UPDATED: An intermediate checklist aimed at reducing privacy leaks, attack surfaces and identifiable information on Chromium. Ensure you back up your Chromium profile before applying changes. I will update and add to this page as regularly as possible as I learn more, sources and further reading is located at the footer. This article will not go into detail to the methods that sites gather your habits and information, that is a tome in itself, but needless to say, data brokers love the browser’s default settings.
- Be sure to use Chromium (which is open-source), not Google Chrome. The latter is based on Chromium, but phone-home tracking and analytics are added, as well as proprietary components, search term tracking and indefinite search history. Even better, use Firefox, which has far better privacy controls.
- Note that Chrome extensions from the webstore are compatible with Chromium. However, also note that on every startup of Chromium, it will check back with Google for extension updates, thus tying your IP with your browser. This also applies to forks such as SRWare Iron.
- Chrome extensions will usually track you by default and send information back, including browsing history, cookies, authentications and more. Read more here.
- On startup, Chromium will also attempt DNS resolution of a [random 10-14 character sequence].[ISP domain].[ISP TLD]. This is presumably to identify if any DNS or captive portal redirection is happening.
- Avoid signing in with your Google account to the browser, as this ties your browser habits to your Google account. Incognito mode, Tor or VPNs will be ineffective.
- Be selective about what extensions you install, assess if you absolutely need to install it. Even if not malicious, addons may harvest your information. In place of some search addons, you can create your own search operators by right-clicking on search fields in adding keyword searches.
- If you absolutely must install questionable add-ons, create an alternative separate browser profile.
- There is no Chromium available for Android, I would recommend Firefox for Android instead. You’ll have to figure out bookmark porting on your own. Be sure to check out my Android Privacy guide as well. Avoid the proprietary closed-source Google Chrome / Apple Safari / Microsoft Edge.
- Don’t leave yourself logged into various sites.

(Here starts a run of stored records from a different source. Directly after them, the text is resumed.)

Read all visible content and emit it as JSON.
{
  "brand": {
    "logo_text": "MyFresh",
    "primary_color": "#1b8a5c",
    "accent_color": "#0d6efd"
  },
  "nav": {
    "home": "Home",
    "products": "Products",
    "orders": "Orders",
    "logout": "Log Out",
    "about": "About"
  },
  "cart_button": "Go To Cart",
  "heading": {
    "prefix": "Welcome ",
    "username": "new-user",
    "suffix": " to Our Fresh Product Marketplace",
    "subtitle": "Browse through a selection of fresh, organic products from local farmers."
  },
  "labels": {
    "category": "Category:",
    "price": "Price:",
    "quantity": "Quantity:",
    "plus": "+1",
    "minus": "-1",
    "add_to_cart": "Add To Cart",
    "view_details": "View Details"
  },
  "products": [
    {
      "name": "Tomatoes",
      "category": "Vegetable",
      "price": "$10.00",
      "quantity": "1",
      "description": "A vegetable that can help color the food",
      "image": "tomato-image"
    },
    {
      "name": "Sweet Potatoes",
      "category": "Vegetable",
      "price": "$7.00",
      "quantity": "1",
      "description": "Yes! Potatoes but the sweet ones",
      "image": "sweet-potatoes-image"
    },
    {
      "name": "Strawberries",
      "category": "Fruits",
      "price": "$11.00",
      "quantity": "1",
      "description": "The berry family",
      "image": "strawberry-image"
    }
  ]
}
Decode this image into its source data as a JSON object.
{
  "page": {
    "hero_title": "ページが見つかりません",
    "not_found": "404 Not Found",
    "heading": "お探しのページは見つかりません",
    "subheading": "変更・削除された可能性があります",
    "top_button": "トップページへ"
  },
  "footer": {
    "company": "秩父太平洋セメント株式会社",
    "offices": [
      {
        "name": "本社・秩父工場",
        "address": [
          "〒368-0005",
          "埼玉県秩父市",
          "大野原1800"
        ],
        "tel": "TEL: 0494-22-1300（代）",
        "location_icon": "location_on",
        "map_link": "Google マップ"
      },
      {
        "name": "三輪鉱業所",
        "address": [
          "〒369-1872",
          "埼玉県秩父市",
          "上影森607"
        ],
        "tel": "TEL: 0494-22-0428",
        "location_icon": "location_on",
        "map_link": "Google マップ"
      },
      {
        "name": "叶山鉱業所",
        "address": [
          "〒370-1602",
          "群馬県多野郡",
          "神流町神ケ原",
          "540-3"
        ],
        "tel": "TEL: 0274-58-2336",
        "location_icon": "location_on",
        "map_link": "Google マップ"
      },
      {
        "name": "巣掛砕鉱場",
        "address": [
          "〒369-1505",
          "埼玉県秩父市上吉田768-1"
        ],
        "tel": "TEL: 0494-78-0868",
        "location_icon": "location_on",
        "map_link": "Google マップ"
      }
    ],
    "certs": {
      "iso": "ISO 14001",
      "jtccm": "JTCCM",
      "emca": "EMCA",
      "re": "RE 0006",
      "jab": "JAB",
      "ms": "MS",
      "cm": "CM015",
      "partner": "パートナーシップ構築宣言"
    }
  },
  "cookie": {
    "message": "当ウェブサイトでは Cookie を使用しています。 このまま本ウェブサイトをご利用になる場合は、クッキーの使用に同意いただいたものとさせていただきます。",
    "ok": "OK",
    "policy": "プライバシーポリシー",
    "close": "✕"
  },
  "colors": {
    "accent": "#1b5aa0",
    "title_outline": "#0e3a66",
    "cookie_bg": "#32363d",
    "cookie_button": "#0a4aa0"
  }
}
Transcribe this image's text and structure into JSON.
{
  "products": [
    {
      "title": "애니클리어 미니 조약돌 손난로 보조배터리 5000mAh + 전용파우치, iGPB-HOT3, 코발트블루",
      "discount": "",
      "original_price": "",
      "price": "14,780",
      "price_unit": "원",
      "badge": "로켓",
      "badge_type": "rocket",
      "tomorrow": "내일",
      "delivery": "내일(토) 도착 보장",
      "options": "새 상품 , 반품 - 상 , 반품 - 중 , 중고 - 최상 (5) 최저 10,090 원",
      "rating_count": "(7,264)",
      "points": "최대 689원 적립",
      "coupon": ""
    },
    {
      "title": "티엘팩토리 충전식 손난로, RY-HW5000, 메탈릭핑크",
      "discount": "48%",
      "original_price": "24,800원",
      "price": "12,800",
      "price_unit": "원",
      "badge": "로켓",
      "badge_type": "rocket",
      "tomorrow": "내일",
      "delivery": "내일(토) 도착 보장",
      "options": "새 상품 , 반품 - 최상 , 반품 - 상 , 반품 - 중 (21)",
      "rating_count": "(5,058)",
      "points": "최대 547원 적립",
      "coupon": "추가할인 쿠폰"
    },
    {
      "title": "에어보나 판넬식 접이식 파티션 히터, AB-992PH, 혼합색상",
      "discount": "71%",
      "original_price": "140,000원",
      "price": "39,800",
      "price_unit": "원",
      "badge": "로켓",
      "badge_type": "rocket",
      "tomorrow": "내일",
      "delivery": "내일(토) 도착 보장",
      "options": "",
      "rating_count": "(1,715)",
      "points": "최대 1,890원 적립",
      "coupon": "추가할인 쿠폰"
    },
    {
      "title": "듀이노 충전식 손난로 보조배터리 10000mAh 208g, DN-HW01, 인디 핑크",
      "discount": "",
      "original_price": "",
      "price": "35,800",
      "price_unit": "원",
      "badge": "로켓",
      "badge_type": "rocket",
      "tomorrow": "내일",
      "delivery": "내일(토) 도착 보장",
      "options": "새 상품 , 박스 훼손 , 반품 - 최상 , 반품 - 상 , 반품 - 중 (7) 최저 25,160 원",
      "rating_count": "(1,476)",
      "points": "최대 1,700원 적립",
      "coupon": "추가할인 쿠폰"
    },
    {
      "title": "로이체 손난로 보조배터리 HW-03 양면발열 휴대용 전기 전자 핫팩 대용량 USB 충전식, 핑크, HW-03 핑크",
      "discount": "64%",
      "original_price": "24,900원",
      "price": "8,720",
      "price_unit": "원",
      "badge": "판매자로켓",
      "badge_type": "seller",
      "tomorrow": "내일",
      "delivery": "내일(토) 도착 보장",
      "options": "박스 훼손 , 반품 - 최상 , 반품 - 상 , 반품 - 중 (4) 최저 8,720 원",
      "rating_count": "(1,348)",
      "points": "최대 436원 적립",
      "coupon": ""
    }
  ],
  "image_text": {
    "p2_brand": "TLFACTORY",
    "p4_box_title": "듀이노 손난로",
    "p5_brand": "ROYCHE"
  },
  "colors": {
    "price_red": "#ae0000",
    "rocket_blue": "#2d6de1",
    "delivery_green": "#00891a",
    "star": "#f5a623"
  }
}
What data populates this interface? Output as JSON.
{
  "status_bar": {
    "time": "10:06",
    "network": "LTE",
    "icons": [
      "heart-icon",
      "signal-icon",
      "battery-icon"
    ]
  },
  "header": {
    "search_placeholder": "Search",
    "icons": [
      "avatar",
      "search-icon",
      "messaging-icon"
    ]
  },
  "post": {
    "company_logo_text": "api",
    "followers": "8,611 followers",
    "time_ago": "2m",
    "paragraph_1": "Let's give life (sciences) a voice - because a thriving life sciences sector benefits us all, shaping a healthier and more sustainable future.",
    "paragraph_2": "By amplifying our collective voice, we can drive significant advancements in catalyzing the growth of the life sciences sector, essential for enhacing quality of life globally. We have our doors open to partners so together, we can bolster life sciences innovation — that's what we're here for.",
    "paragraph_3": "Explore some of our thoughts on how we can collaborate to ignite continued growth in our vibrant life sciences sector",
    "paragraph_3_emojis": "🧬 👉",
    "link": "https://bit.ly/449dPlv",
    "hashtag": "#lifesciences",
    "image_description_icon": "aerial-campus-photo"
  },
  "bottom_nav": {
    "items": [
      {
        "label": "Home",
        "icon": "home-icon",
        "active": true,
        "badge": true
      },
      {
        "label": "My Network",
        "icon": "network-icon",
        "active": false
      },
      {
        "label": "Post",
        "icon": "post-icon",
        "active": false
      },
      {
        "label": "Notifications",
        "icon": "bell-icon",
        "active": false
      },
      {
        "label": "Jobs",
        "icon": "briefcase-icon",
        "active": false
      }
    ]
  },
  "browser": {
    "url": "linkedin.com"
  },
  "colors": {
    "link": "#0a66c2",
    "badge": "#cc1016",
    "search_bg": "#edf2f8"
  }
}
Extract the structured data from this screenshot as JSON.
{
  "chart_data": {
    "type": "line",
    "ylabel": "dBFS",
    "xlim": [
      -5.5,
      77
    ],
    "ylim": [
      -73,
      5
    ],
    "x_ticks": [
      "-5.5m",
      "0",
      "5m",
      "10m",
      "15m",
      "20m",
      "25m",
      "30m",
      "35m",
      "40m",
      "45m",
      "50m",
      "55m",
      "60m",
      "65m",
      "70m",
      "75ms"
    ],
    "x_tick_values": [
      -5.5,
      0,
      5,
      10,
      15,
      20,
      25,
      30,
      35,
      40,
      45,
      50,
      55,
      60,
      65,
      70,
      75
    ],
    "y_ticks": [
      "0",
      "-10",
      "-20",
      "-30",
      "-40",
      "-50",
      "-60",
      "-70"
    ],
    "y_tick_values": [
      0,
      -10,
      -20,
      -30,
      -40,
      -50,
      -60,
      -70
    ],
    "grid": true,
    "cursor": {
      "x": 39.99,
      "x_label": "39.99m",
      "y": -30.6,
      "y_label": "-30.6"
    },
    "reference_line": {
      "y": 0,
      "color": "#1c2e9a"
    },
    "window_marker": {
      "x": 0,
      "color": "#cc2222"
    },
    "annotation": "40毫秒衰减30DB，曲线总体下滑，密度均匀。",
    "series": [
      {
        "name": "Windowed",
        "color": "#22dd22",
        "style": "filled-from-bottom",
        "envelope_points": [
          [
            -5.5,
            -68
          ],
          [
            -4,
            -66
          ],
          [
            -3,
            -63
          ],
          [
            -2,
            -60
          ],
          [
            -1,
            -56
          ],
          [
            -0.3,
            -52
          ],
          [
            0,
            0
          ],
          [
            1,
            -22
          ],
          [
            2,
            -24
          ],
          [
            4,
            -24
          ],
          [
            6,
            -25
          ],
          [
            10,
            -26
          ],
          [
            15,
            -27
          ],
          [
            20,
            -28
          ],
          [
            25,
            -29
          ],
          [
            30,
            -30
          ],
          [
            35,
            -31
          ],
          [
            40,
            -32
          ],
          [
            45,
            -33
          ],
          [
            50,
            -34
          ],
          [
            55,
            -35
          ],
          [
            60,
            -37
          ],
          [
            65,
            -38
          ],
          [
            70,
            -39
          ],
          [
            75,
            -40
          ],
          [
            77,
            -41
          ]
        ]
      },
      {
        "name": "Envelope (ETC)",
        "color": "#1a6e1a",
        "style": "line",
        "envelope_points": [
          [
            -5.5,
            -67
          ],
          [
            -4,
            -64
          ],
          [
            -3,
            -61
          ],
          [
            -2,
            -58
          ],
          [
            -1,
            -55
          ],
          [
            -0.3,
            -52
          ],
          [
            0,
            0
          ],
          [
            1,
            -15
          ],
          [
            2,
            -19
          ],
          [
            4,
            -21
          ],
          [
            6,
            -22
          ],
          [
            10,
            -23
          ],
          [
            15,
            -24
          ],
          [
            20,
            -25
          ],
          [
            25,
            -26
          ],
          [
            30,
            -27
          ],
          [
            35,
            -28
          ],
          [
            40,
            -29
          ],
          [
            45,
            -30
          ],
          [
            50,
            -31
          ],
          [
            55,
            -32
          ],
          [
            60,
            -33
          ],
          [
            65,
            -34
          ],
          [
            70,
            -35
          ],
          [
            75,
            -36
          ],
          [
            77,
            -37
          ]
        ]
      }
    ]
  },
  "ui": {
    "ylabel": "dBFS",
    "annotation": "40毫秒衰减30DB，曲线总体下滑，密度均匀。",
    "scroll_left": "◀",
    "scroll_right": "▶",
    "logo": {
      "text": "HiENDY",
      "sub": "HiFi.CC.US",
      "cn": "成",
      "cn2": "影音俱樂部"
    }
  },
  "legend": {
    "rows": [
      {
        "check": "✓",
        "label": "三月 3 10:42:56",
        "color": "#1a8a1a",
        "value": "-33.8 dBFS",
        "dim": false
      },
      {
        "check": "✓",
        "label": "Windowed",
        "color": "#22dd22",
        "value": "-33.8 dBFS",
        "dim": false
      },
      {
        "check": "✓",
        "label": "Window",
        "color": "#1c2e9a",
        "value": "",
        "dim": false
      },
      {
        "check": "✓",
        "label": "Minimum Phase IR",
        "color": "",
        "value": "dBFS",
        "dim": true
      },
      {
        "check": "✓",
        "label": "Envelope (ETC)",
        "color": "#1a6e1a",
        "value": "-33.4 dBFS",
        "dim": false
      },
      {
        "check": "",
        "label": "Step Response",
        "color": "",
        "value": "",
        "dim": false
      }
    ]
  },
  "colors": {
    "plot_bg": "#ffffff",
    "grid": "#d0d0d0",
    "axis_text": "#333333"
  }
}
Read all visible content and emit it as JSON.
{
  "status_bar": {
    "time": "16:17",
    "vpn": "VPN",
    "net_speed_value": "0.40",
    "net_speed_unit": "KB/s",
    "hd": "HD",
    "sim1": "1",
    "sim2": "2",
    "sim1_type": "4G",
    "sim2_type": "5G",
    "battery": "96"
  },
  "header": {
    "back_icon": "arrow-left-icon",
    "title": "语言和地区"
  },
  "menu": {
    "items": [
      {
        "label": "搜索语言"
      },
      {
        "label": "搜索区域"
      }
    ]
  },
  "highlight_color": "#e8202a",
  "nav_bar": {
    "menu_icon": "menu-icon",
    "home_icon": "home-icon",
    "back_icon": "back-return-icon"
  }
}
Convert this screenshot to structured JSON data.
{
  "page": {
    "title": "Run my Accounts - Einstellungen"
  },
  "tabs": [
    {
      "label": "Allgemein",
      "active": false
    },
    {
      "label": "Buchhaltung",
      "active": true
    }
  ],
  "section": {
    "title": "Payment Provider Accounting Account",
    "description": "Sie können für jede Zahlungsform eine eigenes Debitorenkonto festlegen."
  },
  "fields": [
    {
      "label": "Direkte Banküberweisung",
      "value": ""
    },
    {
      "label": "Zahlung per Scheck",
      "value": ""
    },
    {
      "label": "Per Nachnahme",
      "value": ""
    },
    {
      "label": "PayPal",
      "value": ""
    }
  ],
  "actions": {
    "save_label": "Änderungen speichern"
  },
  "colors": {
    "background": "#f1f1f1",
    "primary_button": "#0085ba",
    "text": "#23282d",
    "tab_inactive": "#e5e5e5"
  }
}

Cookies can be read across sites if there is an embed from that site’s origin. Use a password manager (like Lastpass or ChromeIPass) to automatically fill login forms as required.
- Canvas Fingerprint Block – Self explanatory, stops fingerprinting via canvas.
- uBlock Origin – Adblocker, very comprehensive hosts lists, can be used with uMatrix together.
- HTTPS Everywhere – enforced HTTPS connection if available, by EFF.
- Private Extension – Reduces fingerprinting via hiding headers, plugins. Also cleans.
- Referer Control – Allows controlling of HTTP referer.
- Vanilla Cookie Manager – Cookie whitelisting and periodic cleaning.
- WebRTC Leak Prevent – As the name states, stops WebRTC leaking your real IP, which can occur even if you’re using a VPN.
- Adblock / Plus, adblocker with dubious practices, bloated, use uBlock Origin.
- uBlock – Use uBlock Origin instead. uBlock (non-origin) is the imitation version. Story here.
- Disconnect – Anti-tracking protection, obsoleted by uMatrix/uBlock Origin.
- Ghostery – Anti-tracking protection, closed-source, obseleted by uMatrix/uBlock.
- Privacy Badger – Uses patterns and heuristics to block trackers, obseleted by uMatrix/uBlock.